• _WHAT THE EXERCISE ASKS_
Print the records exactly as written, and let no picture into the answer.

• _DATA EXTRACT_
══════════════════════════════

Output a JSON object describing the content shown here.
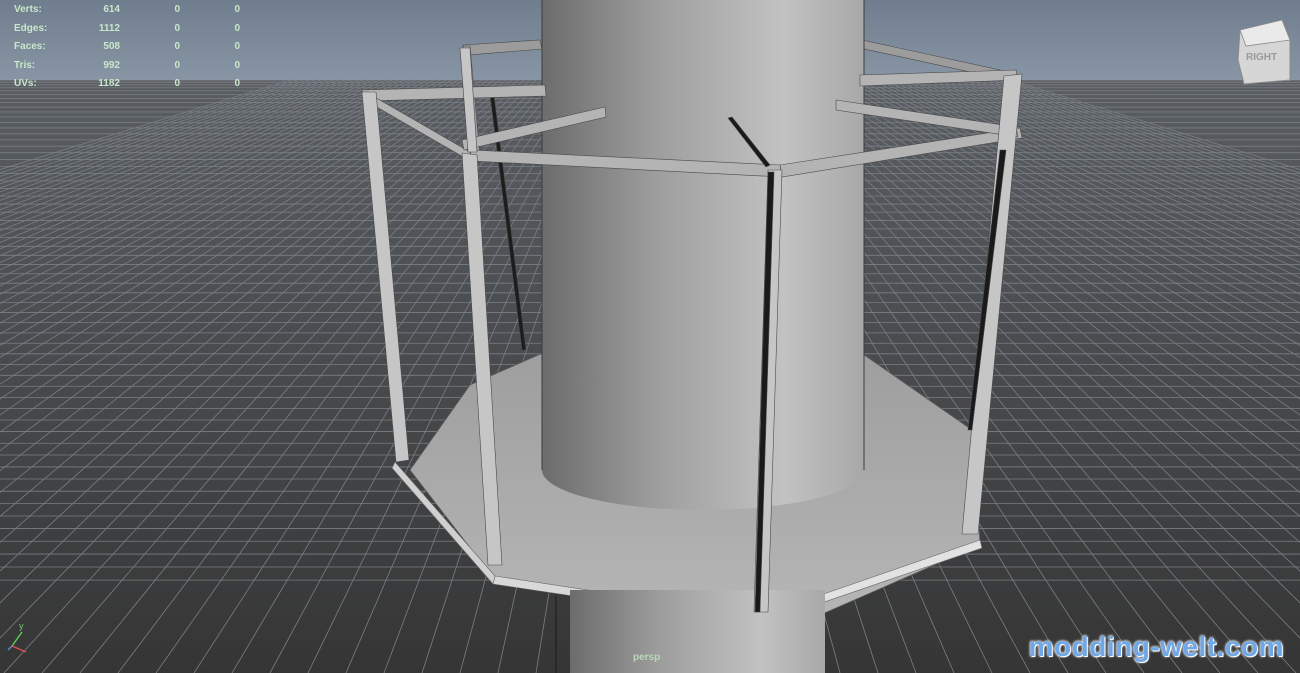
{
  "heads_up_display": {
    "rows": [
      {
        "label": "Verts:",
        "values": [
          "614",
          "0",
          "0"
        ]
      },
      {
        "label": "Edges:",
        "values": [
          "1112",
          "0",
          "0"
        ]
      },
      {
        "label": "Faces:",
        "values": [
          "508",
          "0",
          "0"
        ]
      },
      {
        "label": "Tris:",
        "values": [
          "992",
          "0",
          "0"
        ]
      },
      {
        "label": "UVs:",
        "values": [
          "1182",
          "0",
          "0"
        ]
      }
    ]
  },
  "viewport": {
    "camera_label": "persp",
    "view_cube_label": "RIGHT",
    "axis_y_label": "y"
  },
  "watermark": "modding-welt.com",
  "colors": {
    "grid_line": "#6a6a6a",
    "ground": "#3b3b3b",
    "sky": "#7e8d9e",
    "geometry": "#b8b8b8",
    "hud_text": "#c8e8c8",
    "watermark": "#6fa8e8"
  }
}
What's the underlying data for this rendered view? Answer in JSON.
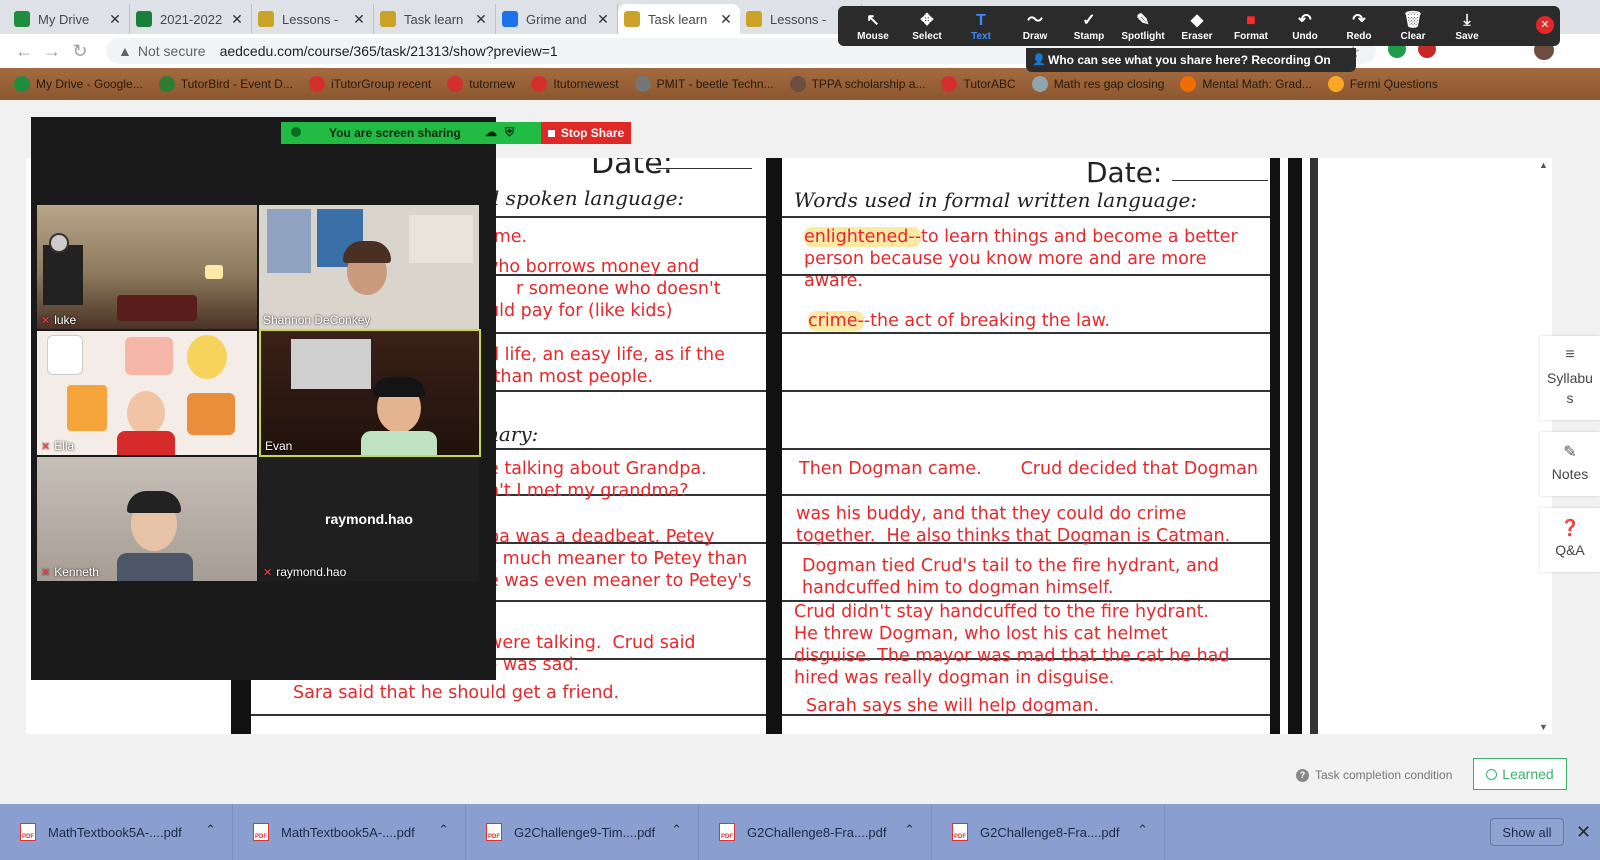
{
  "browser": {
    "tabs": [
      {
        "label": "My Drive",
        "favicon": "drive-icon",
        "color": "#1e8e3e",
        "active": false
      },
      {
        "label": "2021-2022",
        "favicon": "sheets-icon",
        "color": "#188038",
        "active": false
      },
      {
        "label": "Lessons - ",
        "favicon": "lesson-icon",
        "color": "#c9a227",
        "active": false
      },
      {
        "label": "Task learn",
        "favicon": "lesson-icon",
        "color": "#c9a227",
        "active": false
      },
      {
        "label": "Grime and",
        "favicon": "cloud-icon",
        "color": "#1a73e8",
        "active": false
      },
      {
        "label": "Task learn",
        "favicon": "lesson-icon",
        "color": "#c9a227",
        "active": true
      },
      {
        "label": "Lessons - ",
        "favicon": "lesson-icon",
        "color": "#c9a227",
        "active": false
      }
    ],
    "security": "Not secure",
    "url": "aedcedu.com/course/365/task/21313/show?preview=1",
    "bookmarks": [
      {
        "label": "My Drive - Google...",
        "color": "#1e8e3e"
      },
      {
        "label": "TutorBird - Event D...",
        "color": "#2e7d32"
      },
      {
        "label": "iTutorGroup recent",
        "color": "#d32f2f"
      },
      {
        "label": "tutornew",
        "color": "#d32f2f"
      },
      {
        "label": "Itutornewest",
        "color": "#d32f2f"
      },
      {
        "label": "PMIT - beetle Techn...",
        "color": "#757575"
      },
      {
        "label": "TPPA scholarship a...",
        "color": "#6d4c41"
      },
      {
        "label": "TutorABC",
        "color": "#d32f2f"
      },
      {
        "label": "Math res gap closing",
        "color": "#90a4ae"
      },
      {
        "label": "Mental Math: Grad...",
        "color": "#ef6c00"
      },
      {
        "label": "Fermi Questions",
        "color": "#f9a825"
      }
    ]
  },
  "annotation_toolbar": {
    "tools": [
      {
        "label": "Mouse",
        "icon": "cursor-icon",
        "glyph": "↖"
      },
      {
        "label": "Select",
        "icon": "move-icon",
        "glyph": "✥"
      },
      {
        "label": "Text",
        "icon": "text-icon",
        "glyph": "T",
        "selected": true
      },
      {
        "label": "Draw",
        "icon": "squiggle-icon",
        "glyph": "〜"
      },
      {
        "label": "Stamp",
        "icon": "check-icon",
        "glyph": "✓"
      },
      {
        "label": "Spotlight",
        "icon": "wand-icon",
        "glyph": "✎"
      },
      {
        "label": "Eraser",
        "icon": "eraser-icon",
        "glyph": "◆"
      },
      {
        "label": "Format",
        "icon": "format-icon",
        "glyph": "■"
      },
      {
        "label": "Undo",
        "icon": "undo-icon",
        "glyph": "↶"
      },
      {
        "label": "Redo",
        "icon": "redo-icon",
        "glyph": "↷"
      },
      {
        "label": "Clear",
        "icon": "trash-icon",
        "glyph": "🗑"
      },
      {
        "label": "Save",
        "icon": "save-icon",
        "glyph": "⤓"
      }
    ],
    "notice": "Who can see what you share here? Recording On"
  },
  "zoom": {
    "sharing_label": "You are screen sharing",
    "stop_share_label": "Stop Share",
    "participants": [
      {
        "name": "luke"
      },
      {
        "name": "Shannon DeConkey"
      },
      {
        "name": "Ella"
      },
      {
        "name": "Evan"
      },
      {
        "name": "Kenneth"
      },
      {
        "name": "raymond.hao"
      }
    ],
    "raymond_center": "raymond.hao"
  },
  "worksheet": {
    "left_date": "Date:",
    "left_heading": "al spoken language:",
    "right_date": "Date:",
    "right_heading": "Words used in formal written language:",
    "summary_heading": "nary:",
    "left_lines": [
      "lime.",
      "who borrows money and",
      "r someone who doesn't",
      "uld pay for (like kids)",
      "d life, an easy life, as if the",
      " than most people.",
      "e talking about Grandpa.",
      "n't I met my grandma?",
      "pa was a deadbeat. Petey",
      "s much meaner to Petey than",
      "e was even meaner to Petey's",
      "were talking.  Crud said",
      "he was sad because he was sad.",
      "Sara said that he should get a friend."
    ],
    "right_vocab": [
      {
        "word": "enlightened--",
        "definition": "to learn things and become a better\nperson because you know more and are more\naware."
      },
      {
        "word": "crime-",
        "definition": "-the act of breaking the law."
      }
    ],
    "right_lines": [
      "Then Dogman came.       Crud decided that Dogman",
      "was his buddy, and that they could do crime\ntogether.  He also thinks that Dogman is Catman.",
      "Dogman tied Crud's tail to the fire hydrant, and\nhandcuffed him to dogman himself.",
      "Crud didn't stay handcuffed to the fire hydrant.\nHe threw Dogman, who lost his cat helmet\ndisguise. The mayor was mad that the cat he had\nhired was really dogman in disguise.",
      "Sarah says she will help dogman."
    ]
  },
  "sidebar": {
    "syllabus": "Syllabus",
    "notes": "Notes",
    "qa": "Q&A"
  },
  "task": {
    "completion_label": "Task completion condition",
    "learned_label": "Learned"
  },
  "downloads": {
    "files": [
      "MathTextbook5A-....pdf",
      "MathTextbook5A-....pdf",
      "G2Challenge9-Tim....pdf",
      "G2Challenge8-Fra....pdf",
      "G2Challenge8-Fra....pdf"
    ],
    "show_all": "Show all"
  }
}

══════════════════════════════

• _PROBLEM SOLUTION_
Output a JSON object describing the content shown here.
{
  "heads_up_display": {
    "rows": [
      {
        "label": "Verts:",
        "values": [
          "614",
          "0",
          "0"
        ]
      },
      {
        "label": "Edges:",
        "values": [
          "1112",
          "0",
          "0"
        ]
      },
      {
        "label": "Faces:",
        "values": [
          "508",
          "0",
          "0"
        ]
      },
      {
        "label": "Tris:",
        "values": [
          "992",
          "0",
          "0"
        ]
      },
      {
        "label": "UVs:",
        "values": [
          "1182",
          "0",
          "0"
        ]
      }
    ]
  },
  "viewport": {
    "camera_label": "persp",
    "view_cube_label": "RIGHT",
    "axis_y_label": "y"
  },
  "watermark": "modding-welt.com",
  "colors": {
    "grid_line": "#6a6a6a",
    "ground": "#3b3b3b",
    "sky": "#7e8d9e",
    "geometry": "#b8b8b8",
    "hud_text": "#c8e8c8",
    "watermark": "#6fa8e8"
  }
}
What's the underlying data for this rendered view? Answer in JSON.
{
  "browser": {
    "tabs": [
      {
        "label": "My Drive",
        "favicon": "drive-icon",
        "color": "#1e8e3e",
        "active": false
      },
      {
        "label": "2021-2022",
        "favicon": "sheets-icon",
        "color": "#188038",
        "active": false
      },
      {
        "label": "Lessons - ",
        "favicon": "lesson-icon",
        "color": "#c9a227",
        "active": false
      },
      {
        "label": "Task learn",
        "favicon": "lesson-icon",
        "color": "#c9a227",
        "active": false
      },
      {
        "label": "Grime and",
        "favicon": "cloud-icon",
        "color": "#1a73e8",
        "active": false
      },
      {
        "label": "Task learn",
        "favicon": "lesson-icon",
        "color": "#c9a227",
        "active": true
      },
      {
        "label": "Lessons - ",
        "favicon": "lesson-icon",
        "color": "#c9a227",
        "active": false
      }
    ],
    "security": "Not secure",
    "url": "aedcedu.com/course/365/task/21313/show?preview=1",
    "bookmarks": [
      {
        "label": "My Drive - Google...",
        "color": "#1e8e3e"
      },
      {
        "label": "TutorBird - Event D...",
        "color": "#2e7d32"
      },
      {
        "label": "iTutorGroup recent",
        "color": "#d32f2f"
      },
      {
        "label": "tutornew",
        "color": "#d32f2f"
      },
      {
        "label": "Itutornewest",
        "color": "#d32f2f"
      },
      {
        "label": "PMIT - beetle Techn...",
        "color": "#757575"
      },
      {
        "label": "TPPA scholarship a...",
        "color": "#6d4c41"
      },
      {
        "label": "TutorABC",
        "color": "#d32f2f"
      },
      {
        "label": "Math res gap closing",
        "color": "#90a4ae"
      },
      {
        "label": "Mental Math: Grad...",
        "color": "#ef6c00"
      },
      {
        "label": "Fermi Questions",
        "color": "#f9a825"
      }
    ]
  },
  "annotation_toolbar": {
    "tools": [
      {
        "label": "Mouse",
        "icon": "cursor-icon",
        "glyph": "↖"
      },
      {
        "label": "Select",
        "icon": "move-icon",
        "glyph": "✥"
      },
      {
        "label": "Text",
        "icon": "text-icon",
        "glyph": "T",
        "selected": true
      },
      {
        "label": "Draw",
        "icon": "squiggle-icon",
        "glyph": "〜"
      },
      {
        "label": "Stamp",
        "icon": "check-icon",
        "glyph": "✓"
      },
      {
        "label": "Spotlight",
        "icon": "wand-icon",
        "glyph": "✎"
      },
      {
        "label": "Eraser",
        "icon": "eraser-icon",
        "glyph": "◆"
      },
      {
        "label": "Format",
        "icon": "format-icon",
        "glyph": "■"
      },
      {
        "label": "Undo",
        "icon": "undo-icon",
        "glyph": "↶"
      },
      {
        "label": "Redo",
        "icon": "redo-icon",
        "glyph": "↷"
      },
      {
        "label": "Clear",
        "icon": "trash-icon",
        "glyph": "🗑"
      },
      {
        "label": "Save",
        "icon": "save-icon",
        "glyph": "⤓"
      }
    ],
    "notice": "Who can see what you share here? Recording On"
  },
  "zoom": {
    "sharing_label": "You are screen sharing",
    "stop_share_label": "Stop Share",
    "participants": [
      {
        "name": "luke"
      },
      {
        "name": "Shannon DeConkey"
      },
      {
        "name": "Ella"
      },
      {
        "name": "Evan"
      },
      {
        "name": "Kenneth"
      },
      {
        "name": "raymond.hao"
      }
    ],
    "raymond_center": "raymond.hao"
  },
  "worksheet": {
    "left_date": "Date:",
    "left_heading": "al spoken language:",
    "right_date": "Date:",
    "right_heading": "Words used in formal written language:",
    "summary_heading": "nary:",
    "left_lines": [
      "lime.",
      "who borrows money and",
      "r someone who doesn't",
      "uld pay for (like kids)",
      "d life, an easy life, as if the",
      " than most people.",
      "e talking about Grandpa.",
      "n't I met my grandma?",
      "pa was a deadbeat. Petey",
      "s much meaner to Petey than",
      "e was even meaner to Petey's",
      "were talking.  Crud said",
      "he was sad because he was sad.",
      "Sara said that he should get a friend."
    ],
    "right_vocab": [
      {
        "word": "enlightened--",
        "definition": "to learn things and become a better\nperson because you know more and are more\naware."
      },
      {
        "word": "crime-",
        "definition": "-the act of breaking the law."
      }
    ],
    "right_lines": [
      "Then Dogman came.       Crud decided that Dogman",
      "was his buddy, and that they could do crime\ntogether.  He also thinks that Dogman is Catman.",
      "Dogman tied Crud's tail to the fire hydrant, and\nhandcuffed him to dogman himself.",
      "Crud didn't stay handcuffed to the fire hydrant.\nHe threw Dogman, who lost his cat helmet\ndisguise. The mayor was mad that the cat he had\nhired was really dogman in disguise.",
      "Sarah says she will help dogman."
    ]
  },
  "sidebar": {
    "syllabus": "Syllabus",
    "notes": "Notes",
    "qa": "Q&A"
  },
  "task": {
    "completion_label": "Task completion condition",
    "learned_label": "Learned"
  },
  "downloads": {
    "files": [
      "MathTextbook5A-....pdf",
      "MathTextbook5A-....pdf",
      "G2Challenge9-Tim....pdf",
      "G2Challenge8-Fra....pdf",
      "G2Challenge8-Fra....pdf"
    ],
    "show_all": "Show all"
  }
}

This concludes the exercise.